Crossing Time Zones
If you take insulin shots and will be crossing more than one time zone, talk to your doctor or diabetes educator before your trip to help plan the timing of your injections while you travel. Traveling east means a shorter day. If you inject insulin, less may be needed. Traveling west means a longer day, so more insulin may be needed.
Check your blood glucose level as soon as possible after landing. Jet travel can make it hard to tell if you have very low or very high blood glucose.
After a long flight, take it easy for a day or two. Plan your activities so you can work in your insulin and meals. Check your blood glucose often.
If you are more active than usual, your blood glucose could go too low. Take along snacks when hiking or sightseeing. Don’t assume you will be able to find food wherever you are.
On the Road Foot Care
People with diabetes require special foot care. Follow these tips:
- Pack at least two pairs of comfortable shoes, so you can change shoes often. Changing shoes will help prevent blisters.
- Do not go barefoot. Instead, wear shoes specially made for ocean or beach walking. Protect your feet at all times when you are walking by the pool, in the park, on the beach, or swimming in the ocean.

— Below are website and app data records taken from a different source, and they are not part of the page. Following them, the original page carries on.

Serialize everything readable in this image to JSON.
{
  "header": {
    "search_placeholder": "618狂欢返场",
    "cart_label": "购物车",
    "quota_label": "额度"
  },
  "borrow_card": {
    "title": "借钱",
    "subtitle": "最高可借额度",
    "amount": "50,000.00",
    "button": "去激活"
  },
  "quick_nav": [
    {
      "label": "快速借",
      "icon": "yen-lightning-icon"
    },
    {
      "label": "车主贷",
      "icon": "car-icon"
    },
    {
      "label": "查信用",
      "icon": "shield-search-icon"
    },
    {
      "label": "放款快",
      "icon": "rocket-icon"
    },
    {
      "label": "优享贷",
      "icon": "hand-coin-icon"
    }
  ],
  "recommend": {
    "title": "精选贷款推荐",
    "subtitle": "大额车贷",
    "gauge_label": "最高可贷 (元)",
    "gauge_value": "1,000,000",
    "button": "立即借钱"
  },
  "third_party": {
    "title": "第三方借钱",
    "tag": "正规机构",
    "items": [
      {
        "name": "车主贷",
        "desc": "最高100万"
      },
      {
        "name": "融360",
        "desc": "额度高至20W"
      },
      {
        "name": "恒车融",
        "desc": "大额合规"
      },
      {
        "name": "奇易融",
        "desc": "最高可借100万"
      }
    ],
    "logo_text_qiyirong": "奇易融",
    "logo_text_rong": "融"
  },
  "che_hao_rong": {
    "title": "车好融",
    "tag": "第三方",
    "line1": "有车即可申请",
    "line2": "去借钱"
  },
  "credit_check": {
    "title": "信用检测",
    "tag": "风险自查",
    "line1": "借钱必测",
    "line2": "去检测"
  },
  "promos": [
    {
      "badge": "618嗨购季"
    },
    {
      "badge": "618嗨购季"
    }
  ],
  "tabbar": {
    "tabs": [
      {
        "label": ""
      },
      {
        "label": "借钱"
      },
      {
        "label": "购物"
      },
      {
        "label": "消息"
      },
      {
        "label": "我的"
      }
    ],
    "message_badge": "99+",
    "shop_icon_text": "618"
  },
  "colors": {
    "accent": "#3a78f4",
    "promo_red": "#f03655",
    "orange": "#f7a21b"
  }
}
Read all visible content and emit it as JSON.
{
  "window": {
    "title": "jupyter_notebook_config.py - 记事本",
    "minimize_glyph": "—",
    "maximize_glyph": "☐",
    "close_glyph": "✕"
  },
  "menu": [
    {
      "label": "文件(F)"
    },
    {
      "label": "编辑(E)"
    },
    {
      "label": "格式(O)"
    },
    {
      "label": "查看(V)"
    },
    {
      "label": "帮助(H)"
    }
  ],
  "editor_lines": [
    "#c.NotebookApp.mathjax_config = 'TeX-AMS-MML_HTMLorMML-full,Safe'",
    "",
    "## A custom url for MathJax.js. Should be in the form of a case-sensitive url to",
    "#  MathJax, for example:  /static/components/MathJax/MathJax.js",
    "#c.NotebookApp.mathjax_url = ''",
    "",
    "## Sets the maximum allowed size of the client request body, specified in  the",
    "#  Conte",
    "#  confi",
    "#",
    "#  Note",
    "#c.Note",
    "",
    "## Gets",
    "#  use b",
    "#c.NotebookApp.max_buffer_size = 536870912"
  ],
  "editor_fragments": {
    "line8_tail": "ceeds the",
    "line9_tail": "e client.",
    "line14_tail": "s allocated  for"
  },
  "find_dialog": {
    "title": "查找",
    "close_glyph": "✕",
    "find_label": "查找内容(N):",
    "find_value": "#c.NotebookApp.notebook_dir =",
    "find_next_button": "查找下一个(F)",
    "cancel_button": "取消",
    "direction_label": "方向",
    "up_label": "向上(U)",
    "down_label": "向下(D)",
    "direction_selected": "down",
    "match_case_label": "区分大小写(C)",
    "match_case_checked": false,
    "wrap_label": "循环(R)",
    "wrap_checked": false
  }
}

- Wearing open-toe shoes, including sandals or flip-flops, increases your chances for injury.
- Follow your daily foot-care regimen. Check your feet every day. You should look for blisters, cuts, redness, swelling and scratches.
- Get medical care at the first sign of infection or inflammation.
With a little bit of planning, your trip can be relaxing and fun.